Islay, which is the southernmost island of the Inner Hebrides, is the fifth biggest Scottish island and is home to some 3,457 inhabitants. The island is also home to some of the best distilleries in Scotland and on this tour I would be visiting Ardbeg, Bowmore, Laphroaig before hoping across the water to Jura.
I began my journey by heading through Glasgow and on to the Trossachs National Park where I followed the west coast of Loch Lomond, stopping in Inverary for a spot of lunch. After a quick lunch I drove the 40 miles to the Kennacraig Ferry
Terminal excited at the thought of finally reaching Islay and its mecca of distilleries.  
ArdbegAfter landing on Islay and dumping my bags at the hotel, Skerrols House, I made my way to the Ardbeg Distillery. The
Ardbeg Distillery is located on the southern coast of Islay and the distillery has a wide range of tours available for visitors. I opted for the Old Ardbeg, New Ardbeg tour which gives a unique insight into the distillery’s rich history. The tour is very informative and my tour guide was extremely funny, entertaining and knowledgeable. The definite highlight of the tour was a surprise tasting in the boardroom.
After leaving the Ardbeg Distillery I made the short journey to the Laphroaig Distillery and Visitor Centre for my final tour of the day. The Laphroaig tour is an extremely comprehensive tour that includes a visit to the water source and peat cutting bed, in addition to the standard tour destinations. At the end of the tour I enjoyed a dram in the historic “FOL” lounge before adding my name to visitor book. I left the distillery with the taste of Laprhoaig still fresh on my palate and headed back to my hotel for some dinner and a good night’s sleep ahead of day two of my adventure.

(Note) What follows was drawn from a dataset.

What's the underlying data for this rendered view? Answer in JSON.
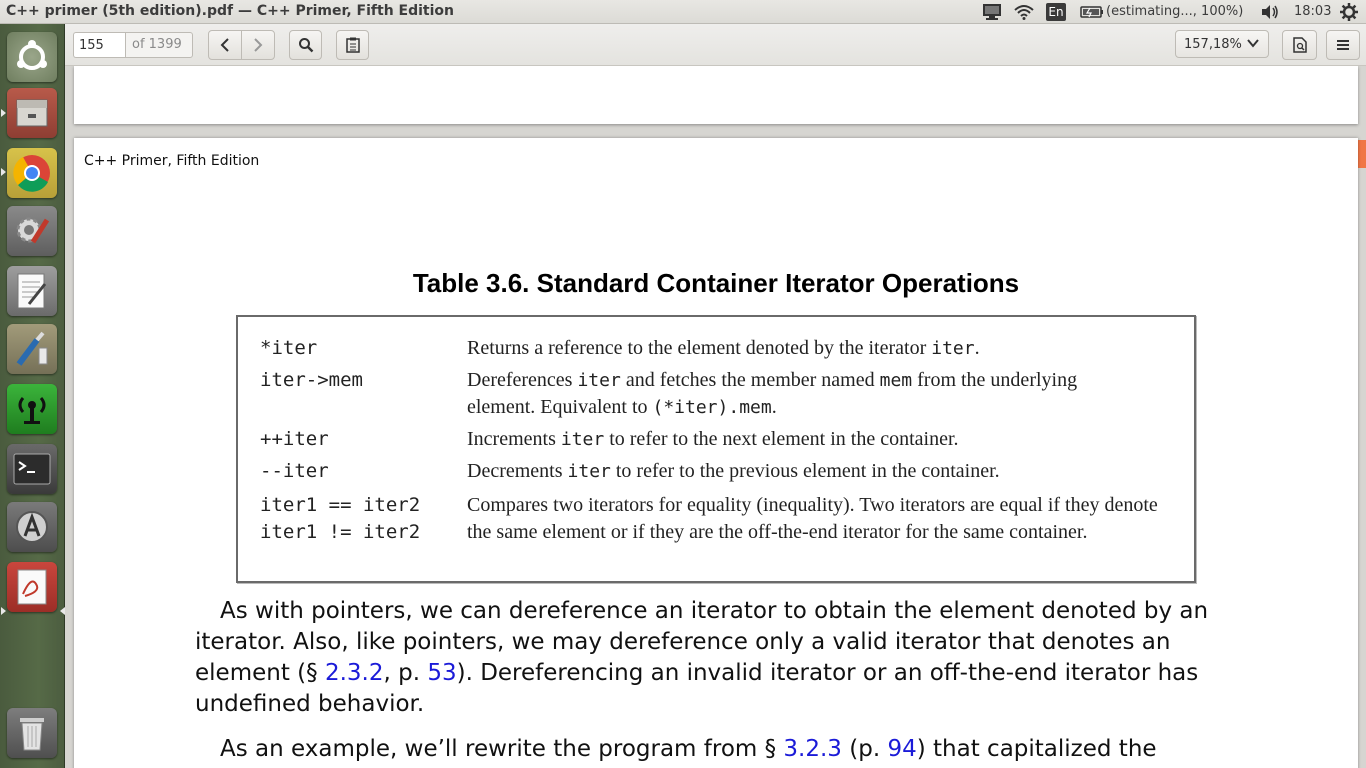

Day Two

After a fantastic meal and nights rest I woke refreshed and ready for another busy day exploring Islay and its famous distilleries. I travelled to the dramatic west coastline to begin my tour of the Bowmore Distillery and Visitor Centre. I had booked a place on the Craftsmans’ Tour 

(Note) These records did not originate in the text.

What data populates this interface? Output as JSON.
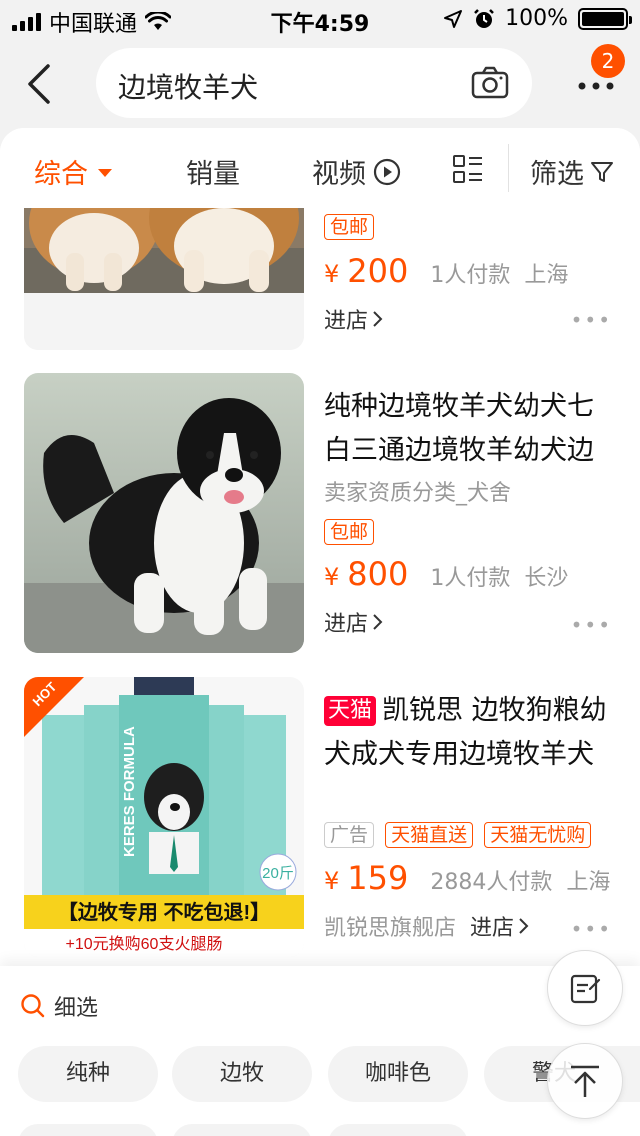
{
  "status_bar": {
    "carrier": "中国联通",
    "time": "下午4:59",
    "battery_percent": "100%",
    "battery_level": 1.0
  },
  "search": {
    "query": "边境牧羊犬",
    "notification_count": "2"
  },
  "sort_tabs": [
    {
      "label": "综合",
      "active": true
    },
    {
      "label": "销量",
      "active": false
    },
    {
      "label": "视频",
      "active": false
    },
    {
      "label": "筛选",
      "active": false
    }
  ],
  "products": [
    {
      "tags": [
        "包邮"
      ],
      "currency": "¥",
      "price": "200",
      "sales": "1人付款",
      "location": "上海",
      "store_link": "进店"
    },
    {
      "title": "纯种边境牧羊犬幼犬七白三通边境牧羊幼犬边",
      "subtitle": "卖家资质分类_犬舍",
      "tags": [
        "包邮"
      ],
      "currency": "¥",
      "price": "800",
      "sales": "1人付款",
      "location": "长沙",
      "store_link": "进店"
    },
    {
      "platform_badge": "天猫",
      "title": "凯锐思 边牧狗粮幼犬成犬专用边境牧羊犬",
      "ad_label": "广告",
      "tags": [
        "天猫直送",
        "天猫无忧购"
      ],
      "currency": "¥",
      "price": "159",
      "sales": "2884人付款",
      "location": "上海",
      "shop_name": "凯锐思旗舰店",
      "store_link": "进店",
      "image_text": {
        "hot": "HOT",
        "brand": "KERES FORMULA",
        "weight": "20斤",
        "banner": "【边牧专用 不吃包退!】",
        "promo": "+10元换购60支火腿肠"
      }
    }
  ],
  "filter_panel": {
    "title": "细选",
    "chips": [
      "纯种",
      "边牧",
      "咖啡色",
      "警犬"
    ]
  },
  "colors": {
    "accent": "#ff5000",
    "tmall": "#ff0036",
    "muted": "#999999"
  },
  "icons": [
    "back-arrow-icon",
    "camera-icon",
    "more-dots-icon",
    "play-circle-icon",
    "list-grid-icon",
    "filter-funnel-icon",
    "search-icon",
    "notepad-icon",
    "arrow-up-icon",
    "chevron-right-icon"
  ]
}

Stills on IslayAfter leaving the Bowmore Distillery I made the short trip east and boarded a ferry to the Isle of Jura. As Jura Superstition is one of my favourite whiskies I simply couldn’t miss the opportunity to tour the distillery. Free of charge the tour lasts around 40 minutes and gives a unique insight each stage of Jura’s whisky making process before enjoying the standard complimentary dram at the end of the tour. which is slightly more expensive than the standard tour but in my opinion is well worth it. Designed for single malt enthusiasts this comprehensive 2 hour tour even includes a visit to the legendary Bowmore Number One vaults where I enjoyed a taste of some very special Bowmore Whisky. 
With fire in my belly I made the short journey back across to Islay for my last night on this magical island. For dinner I headed to An Tigh Seinnse for one of the best pub meals I’ve ever had, of course accompanied by a few drams of Bowmore.
It was with a heavy heart that I made the long journey back to Edinburgh, having thoroughly enjoyed my time on Islay, discovering what this fantastic island is famous for – Whisky!
Graham Urquhart is a whisky and travel enthusiast. He writes for The Whisky Shop, the UK’s premier retailer of single malt whisky including Jura Whisky

Related Posts